What’s consistent in nearly all the meaning those hidden prompts suggest, at least to me, is some kind of dialogue between past and present. More specifically, an awareness that significant histories are being lost to time every day, and yet also that histories we believe long gone remain here with us in the present; the film wise enough to understand both ideas not only can be, but rather must be, simultaneously true (and on a related note: Easter Snap is dedicated to the memory of two of its participants, Johnny Blackmon and Henry Taylor).

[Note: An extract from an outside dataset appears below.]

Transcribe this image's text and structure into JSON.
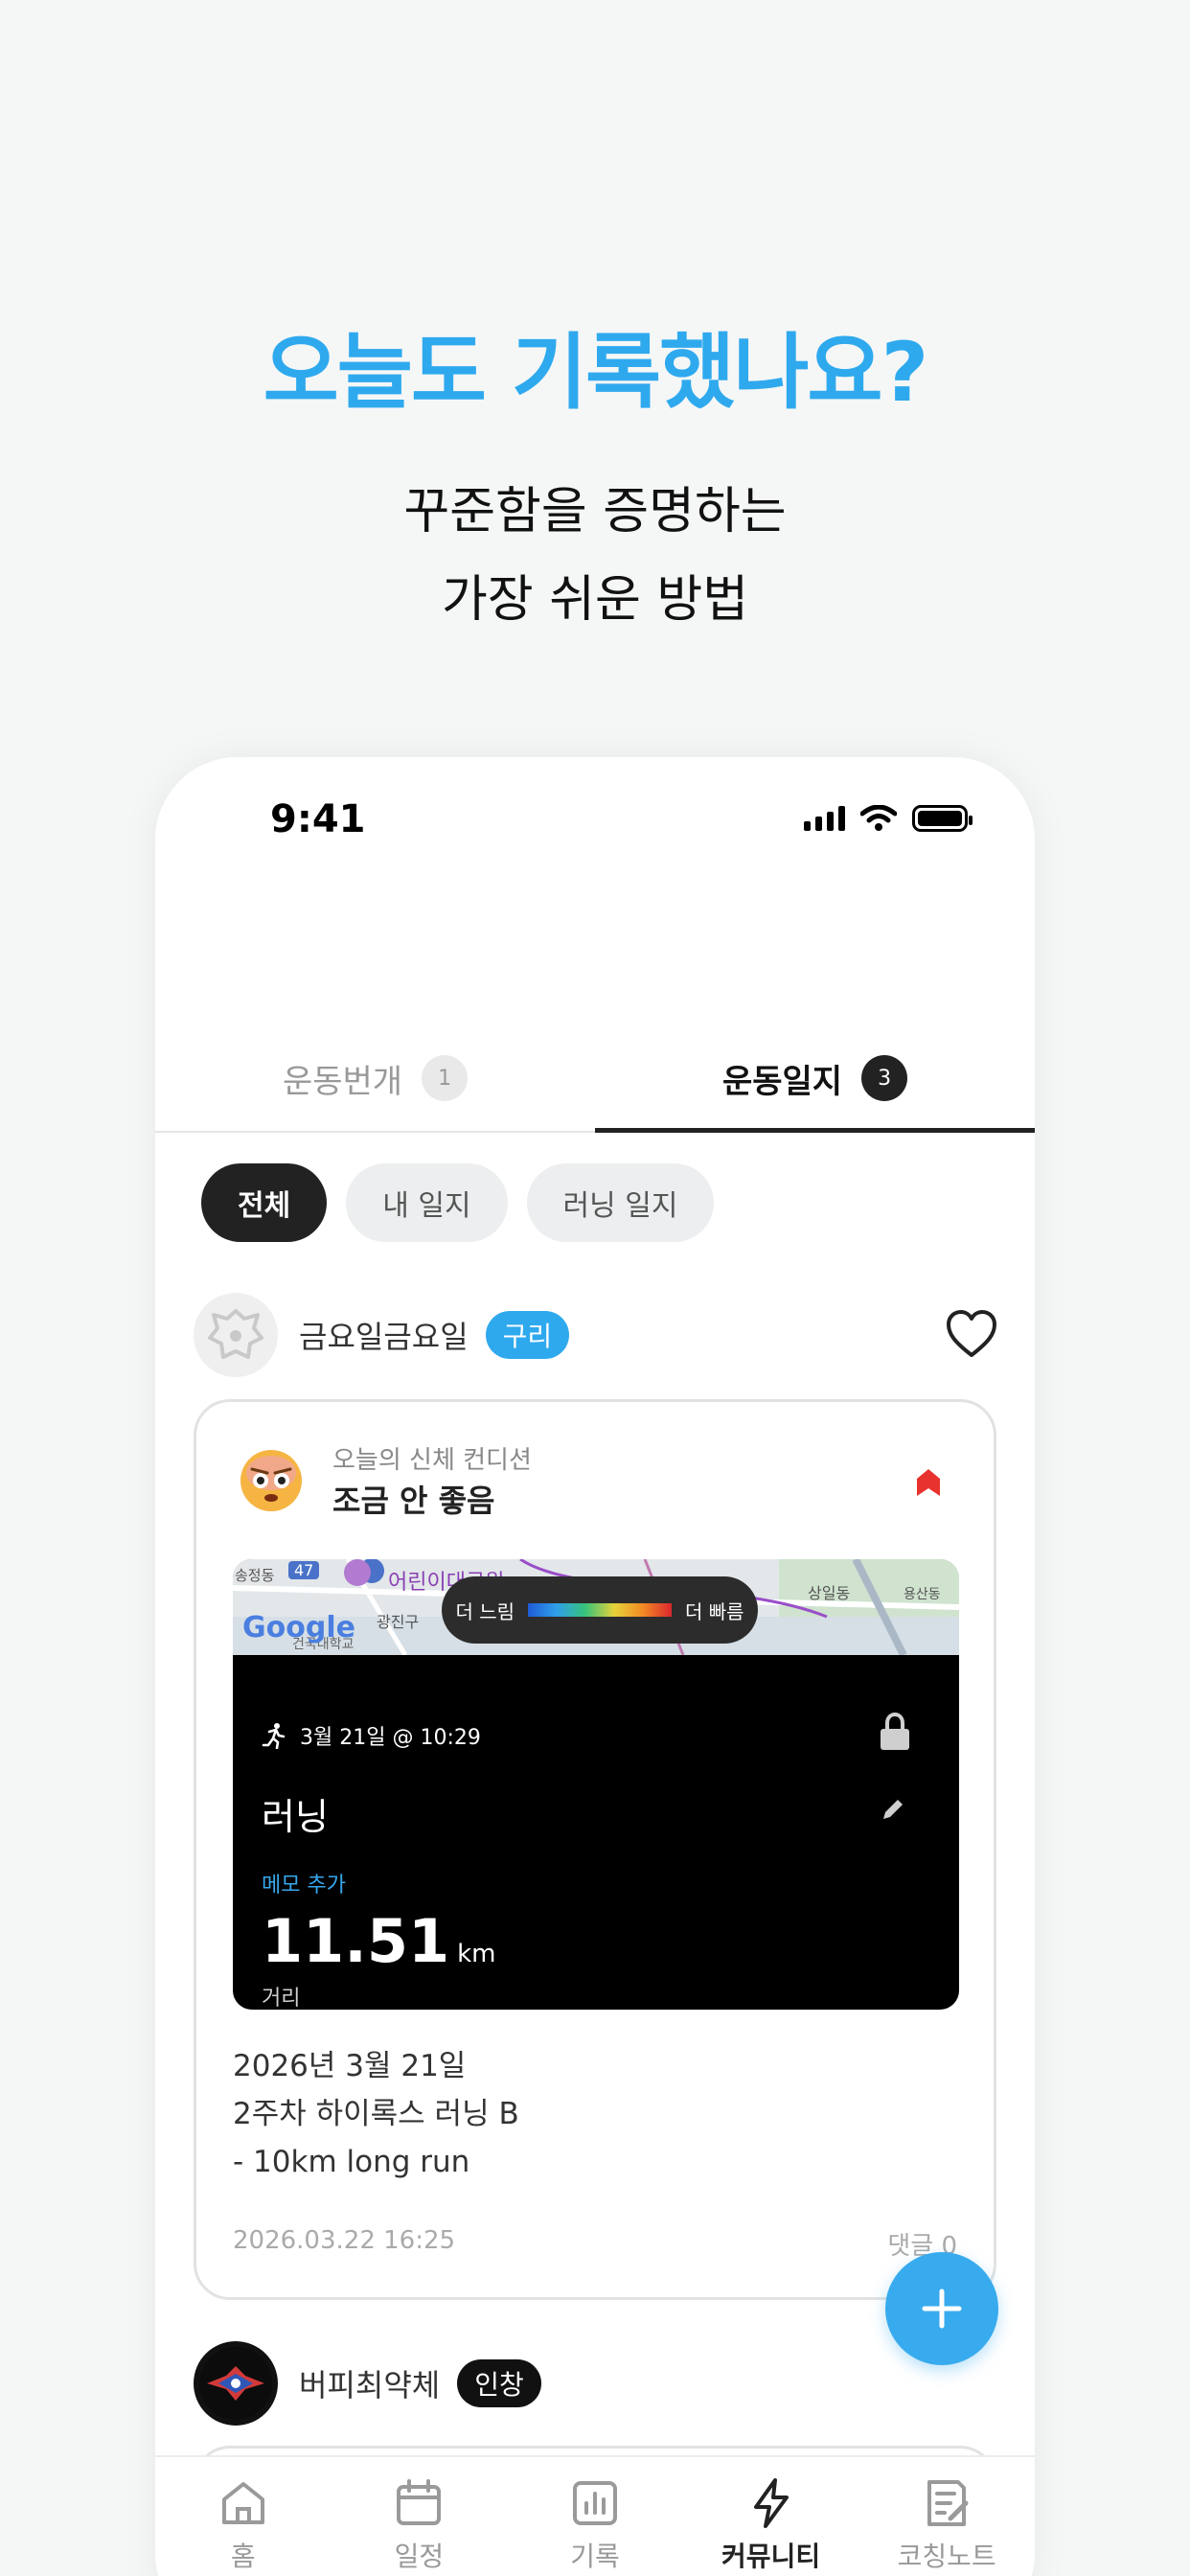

But more prominent than any subtextual meaning, at least while one is actually watching Easter Snap, is the radically transformative nature of the piece, which shape-shifts on its surface in response to whatever action is occurring in the frame at a given moment. First it establishes landscape; then a human presence; then character and diction; then a specific process; then suddenly, when the initial “plan” of the film is interrupted by something more urgent, the film itself responds, setting the image into action rather than pretending objectivity; and only when that matter is settled can the film can return to some sense of normalcy—except, of course, there is no such thing, as the haunting, undefinable sense of off-screen menace that pervades the final passage on the road seems to imply. Rich in surface detail and regional specificity yet unplaceable and irreducible beyond it, Easter Snap seems to bend to a psychology of its own, minute by minute and second by second: What begins as observational nonfiction then becomes personally involved with its subject, and in trying to step back to the original position afterwards, emerges in another realm entirely—that of poetic film-art.